[Dataset rows for apps and sites]
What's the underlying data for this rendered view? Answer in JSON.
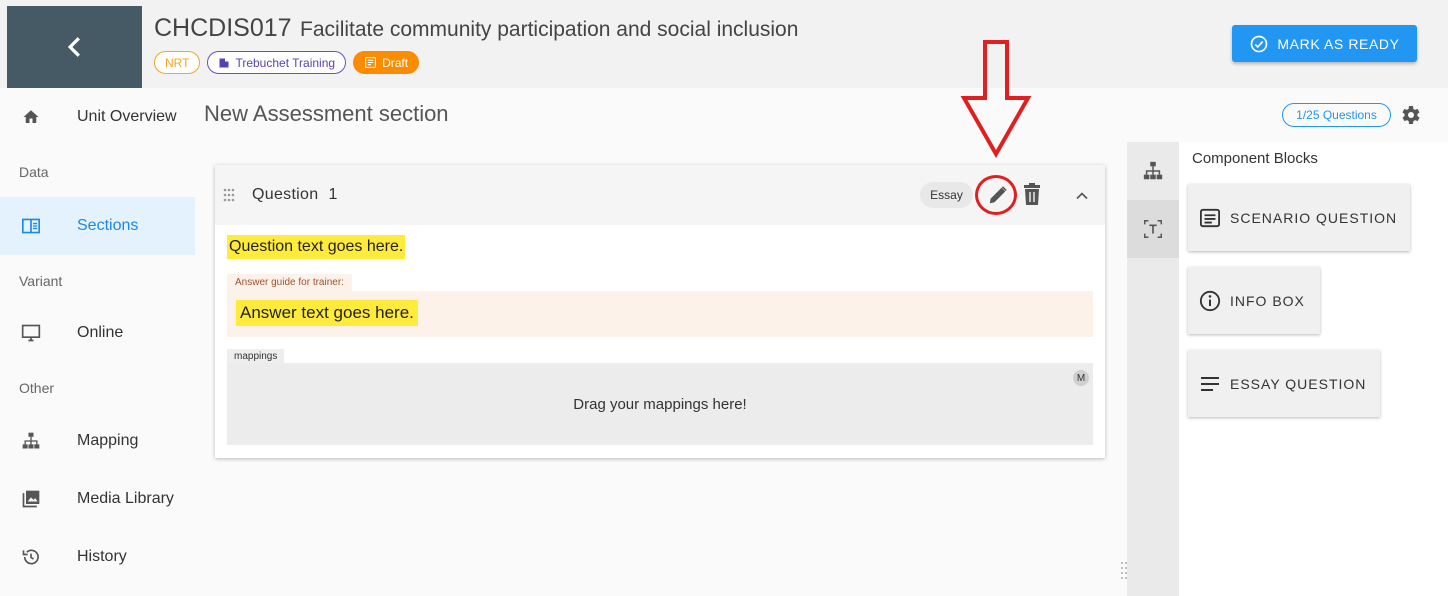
{
  "header": {
    "title_code": "CHCDIS017",
    "title_name": "Facilitate community participation and social inclusion",
    "chips": {
      "nrt": "NRT",
      "org": "Trebuchet Training",
      "status": "Draft"
    },
    "ready_button": "MARK AS READY"
  },
  "sidebar": {
    "items": {
      "overview": "Unit Overview",
      "sections": "Sections",
      "online": "Online",
      "mapping": "Mapping",
      "media": "Media Library",
      "history": "History"
    },
    "headings": {
      "data": "Data",
      "variant": "Variant",
      "other": "Other"
    }
  },
  "main": {
    "section_title": "New Assessment section",
    "question_count": "1/25 Questions",
    "question": {
      "label": "Question",
      "number": "1",
      "type": "Essay",
      "text": "Question text goes here.",
      "guide_label": "Answer guide for trainer:",
      "answer_text": "Answer text goes here.",
      "mappings_label": "mappings",
      "mappings_placeholder": "Drag your mappings here!",
      "mappings_badge": "M"
    }
  },
  "right_panel": {
    "title": "Component Blocks",
    "blocks": {
      "scenario": "SCENARIO QUESTION",
      "info": "INFO BOX",
      "essay": "ESSAY QUESTION"
    }
  },
  "colors": {
    "primary": "#2196f3",
    "header_dark": "#455a64",
    "draft": "#fb8c00",
    "highlight": "#ffeb3b",
    "annotation": "#e02020"
  }
}
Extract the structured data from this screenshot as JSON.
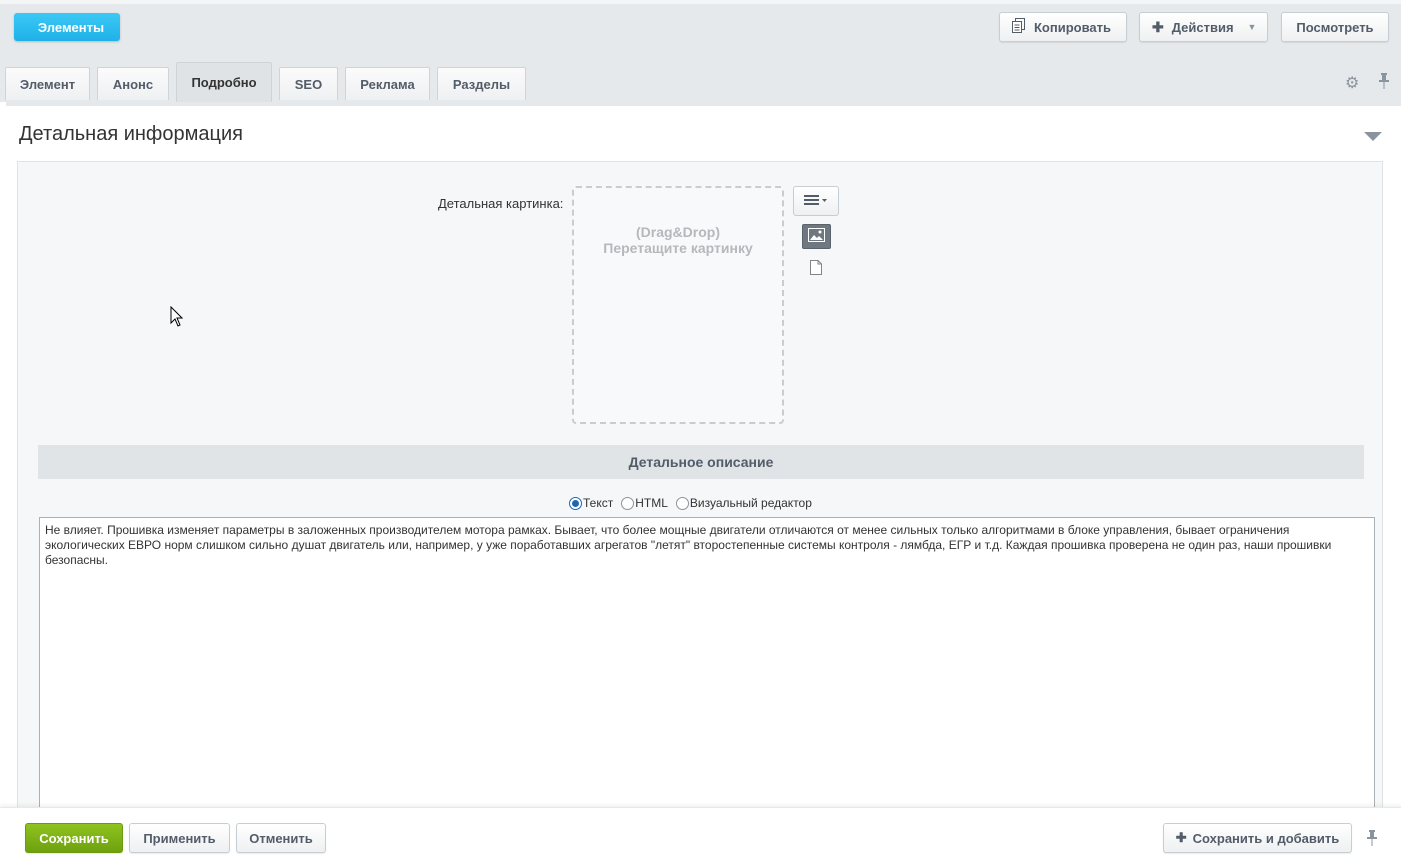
{
  "toolbar": {
    "elements_label": "Элементы",
    "copy_label": "Копировать",
    "actions_label": "Действия",
    "view_label": "Посмотреть"
  },
  "tabs": [
    {
      "label": "Элемент"
    },
    {
      "label": "Анонс"
    },
    {
      "label": "Подробно",
      "active": true
    },
    {
      "label": "SEO"
    },
    {
      "label": "Реклама"
    },
    {
      "label": "Разделы"
    }
  ],
  "section": {
    "title": "Детальная информация",
    "picture_label": "Детальная картинка:",
    "dropzone_line1": "(Drag&Drop)",
    "dropzone_line2": "Перетащите картинку",
    "description_header": "Детальное описание",
    "radio_text": "Текст",
    "radio_html": "HTML",
    "radio_visual": "Визуальный редактор",
    "selected_mode": "Текст",
    "description_text": "Не влияет. Прошивка изменяет параметры в заложенных производителем мотора рамках. Бывает, что более мощные двигатели отличаются от менее сильных только алгоритмами в блоке управления, бывает ограничения экологических ЕВРО норм слишком сильно душат двигатель или, например, у уже поработавших агрегатов \"летят\" второстепенные системы контроля - лямбда, ЕГР и т.д. Каждая прошивка проверена не один раз, наши прошивки безопасны."
  },
  "footer": {
    "save_label": "Сохранить",
    "apply_label": "Применить",
    "cancel_label": "Отменить",
    "save_add_label": "Сохранить и добавить"
  },
  "colors": {
    "accent_blue": "#1fb1e8",
    "save_green": "#7bb014",
    "toolbar_bg": "#e6e9ec"
  }
}
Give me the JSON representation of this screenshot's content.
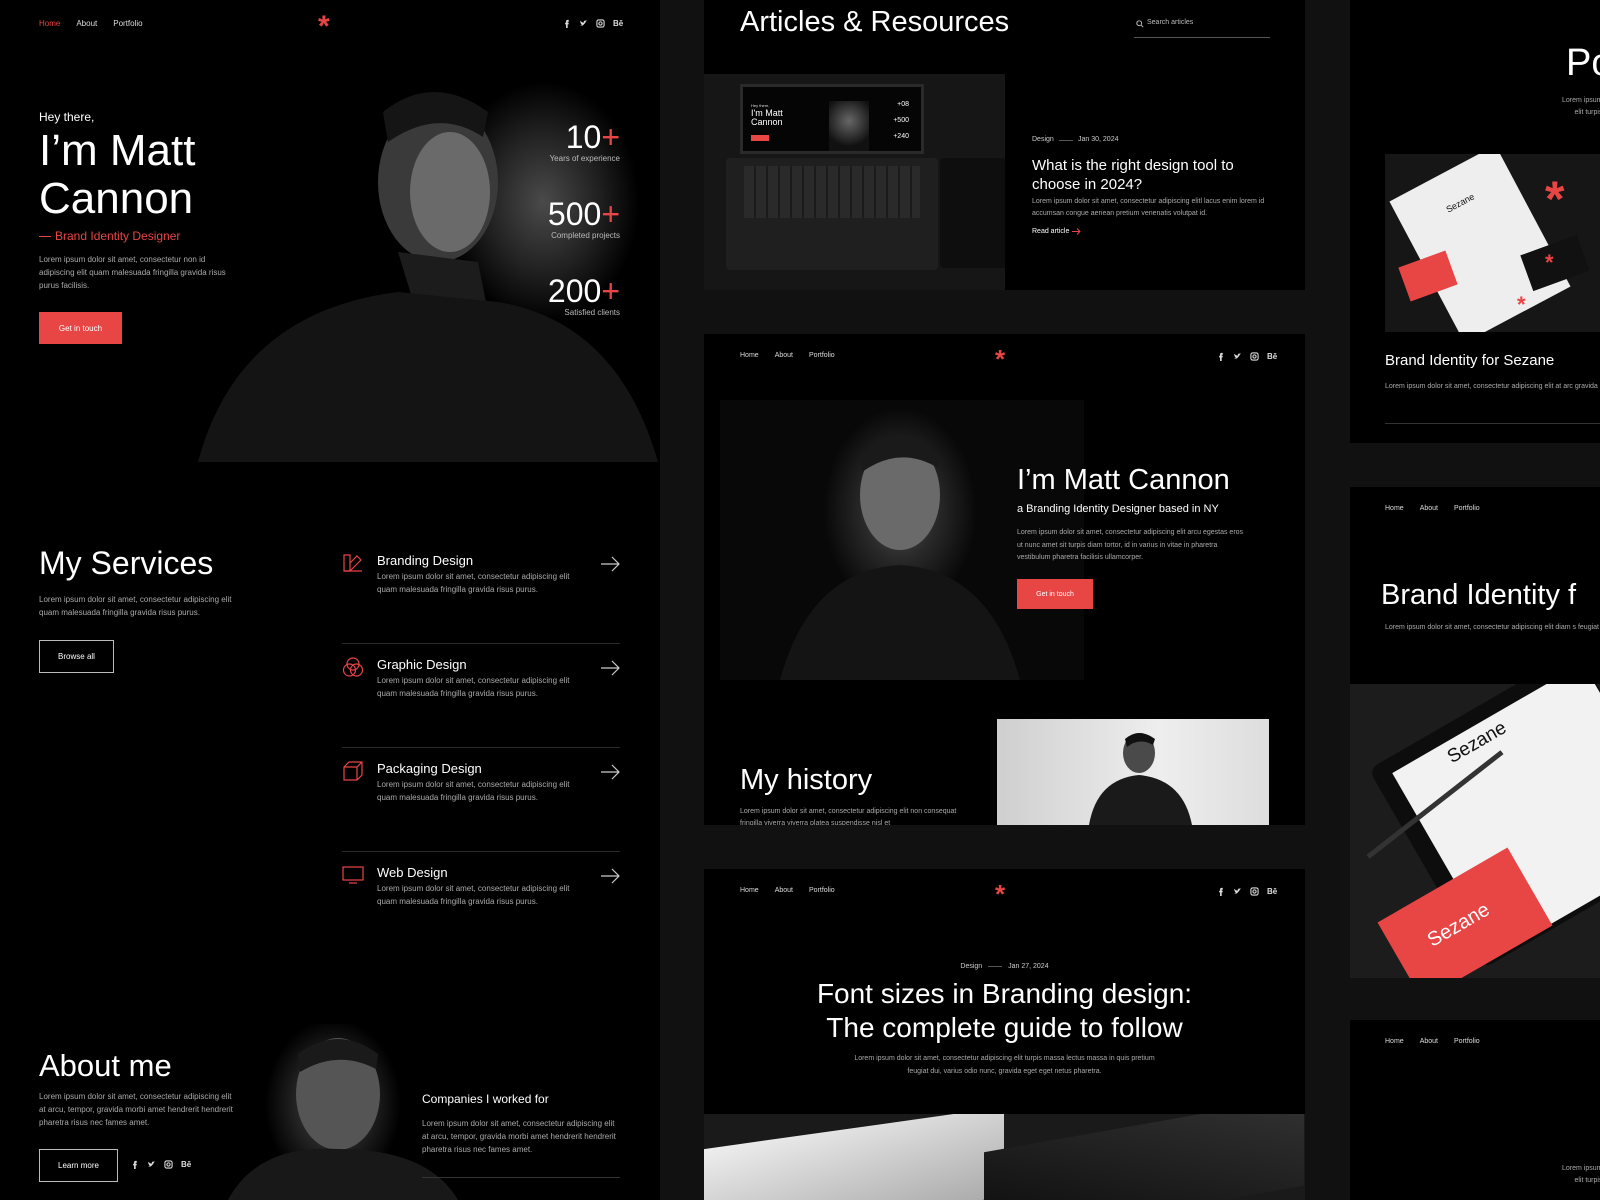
{
  "colors": {
    "accent": "#e84545",
    "background": "#000000",
    "canvas": "#111111"
  },
  "home": {
    "nav": [
      "Home",
      "About",
      "Portfolio"
    ],
    "logo": "*",
    "social": [
      "facebook-icon",
      "twitter-icon",
      "instagram-icon",
      "behance-icon"
    ],
    "social_behance": "Bē",
    "greeting": "Hey there,",
    "name_line1": "I’m Matt",
    "name_line2": "Cannon",
    "role": "Brand Identity Designer",
    "intro": "Lorem ipsum dolor sit amet, consectetur non id adipiscing elit quam malesuada fringilla gravida risus purus facilisis.",
    "cta": "Get in touch",
    "stats": [
      {
        "num": "10",
        "plus": "+",
        "label": "Years of experience"
      },
      {
        "num": "500",
        "plus": "+",
        "label": "Completed projects"
      },
      {
        "num": "200",
        "plus": "+",
        "label": "Satisfied clients"
      }
    ],
    "services_title": "My Services",
    "services_intro": "Lorem ipsum dolor sit amet, consectetur adipiscing elit quam malesuada fringilla gravida risus purus.",
    "browse": "Browse all",
    "services": [
      {
        "title": "Branding Design",
        "desc": "Lorem ipsum dolor sit amet, consectetur adipiscing elit quam malesuada fringilla gravida risus purus."
      },
      {
        "title": "Graphic Design",
        "desc": "Lorem ipsum dolor sit amet, consectetur adipiscing elit quam malesuada fringilla gravida risus purus."
      },
      {
        "title": "Packaging Design",
        "desc": "Lorem ipsum dolor sit amet, consectetur adipiscing elit quam malesuada fringilla gravida risus purus."
      },
      {
        "title": "Web Design",
        "desc": "Lorem ipsum dolor sit amet, consectetur adipiscing elit quam malesuada fringilla gravida risus purus."
      }
    ],
    "about_title": "About me",
    "about_text": "Lorem ipsum dolor sit amet, consectetur adipiscing elit at arcu, tempor, gravida morbi amet hendrerit hendrerit pharetra risus nec fames amet.",
    "learn": "Learn more",
    "companies_title": "Companies I worked for",
    "companies_text": "Lorem ipsum dolor sit amet, consectetur adipiscing elit at arcu, tempor, gravida morbi amet hendrerit hendrerit pharetra risus nec fames amet."
  },
  "articles": {
    "title": "Articles & Resources",
    "search_placeholder": "Search articles",
    "tag": "Design",
    "date": "Jan 30, 2024",
    "headline": "What is the right design tool to choose in 2024?",
    "excerpt": "Lorem ipsum dolor sit amet, consectetur adipiscing elitl lacus enim lorem id accumsan congue aenean pretium venenatis volutpat id.",
    "read": "Read article",
    "mock_name": "I'm Matt Cannon",
    "mock_greeting": "Hey there,",
    "mock_stats": [
      "+08",
      "+500",
      "+240"
    ]
  },
  "about_page": {
    "nav": [
      "Home",
      "About",
      "Portfolio"
    ],
    "name": "I’m Matt Cannon",
    "subtitle": "a Branding Identity Designer based in NY",
    "text": "Lorem ipsum dolor sit amet, consectetur adipiscing elit arcu egestas eros ut nunc amet sit turpis diam tortor, id in varius in vitae in pharetra vestibulum pharetra facilisis ullamcorper.",
    "cta": "Get in touch",
    "history_title": "My history",
    "history_text": "Lorem ipsum dolor sit amet, consectetur adipiscing elit non consequat fringilla viverra viverra platea suspendisse nisl et"
  },
  "article_page": {
    "nav": [
      "Home",
      "About",
      "Portfolio"
    ],
    "tag": "Design",
    "date": "Jan 27, 2024",
    "title_line1": "Font sizes in Branding design:",
    "title_line2": "The complete guide to follow",
    "text": "Lorem ipsum dolor sit amet, consectetur adipiscing elit turpis massa lectus massa in quis pretium feugiat dui, varius odio nunc, gravida eget eget netus pharetra."
  },
  "portfolio": {
    "title_partial": "Po",
    "text_partial": "Lorem ipsum\nelit turpis",
    "card_title": "Brand Identity for Sezane",
    "card_text": "Lorem ipsum dolor sit amet, consectetur adipiscing elit at arc gravida morbi amet hendrerit hendrerit non pharetra risus nec",
    "brand": "Sezane",
    "nav": [
      "Home",
      "About",
      "Portfolio"
    ],
    "case_title": "Brand Identity f",
    "case_text": "Lorem ipsum dolor sit amet, consectetur adipiscing elit diam s feugiat donec et orci sed libero eu egestas tristique in bibend",
    "bottom_text": "Lorem ipsum\nelit turpis"
  }
}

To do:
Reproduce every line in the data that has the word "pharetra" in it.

Result of this exercise:
    "about_text": "Lorem ipsum dolor sit amet, consectetur adipiscing elit at arcu, tempor, gravida morbi amet hendrerit hendrerit pharetra risus nec fames amet.",
    "companies_text": "Lorem ipsum dolor sit amet, consectetur adipiscing elit at arcu, tempor, gravida morbi amet hendrerit hendrerit pharetra risus nec fames amet."
    "text": "Lorem ipsum dolor sit amet, consectetur adipiscing elit arcu egestas eros ut nunc amet sit turpis diam tortor, id in varius in vitae in pharetra vestibulum pharetra facilisis ullamcorper.",
    "text": "Lorem ipsum dolor sit amet, consectetur adipiscing elit turpis massa lectus massa in quis pretium feugiat dui, varius odio nunc, gravida eget eget netus pharetra."
    "card_text": "Lorem ipsum dolor sit amet, consectetur adipiscing elit at arc gravida morbi amet hendrerit hendrerit non pharetra risus nec",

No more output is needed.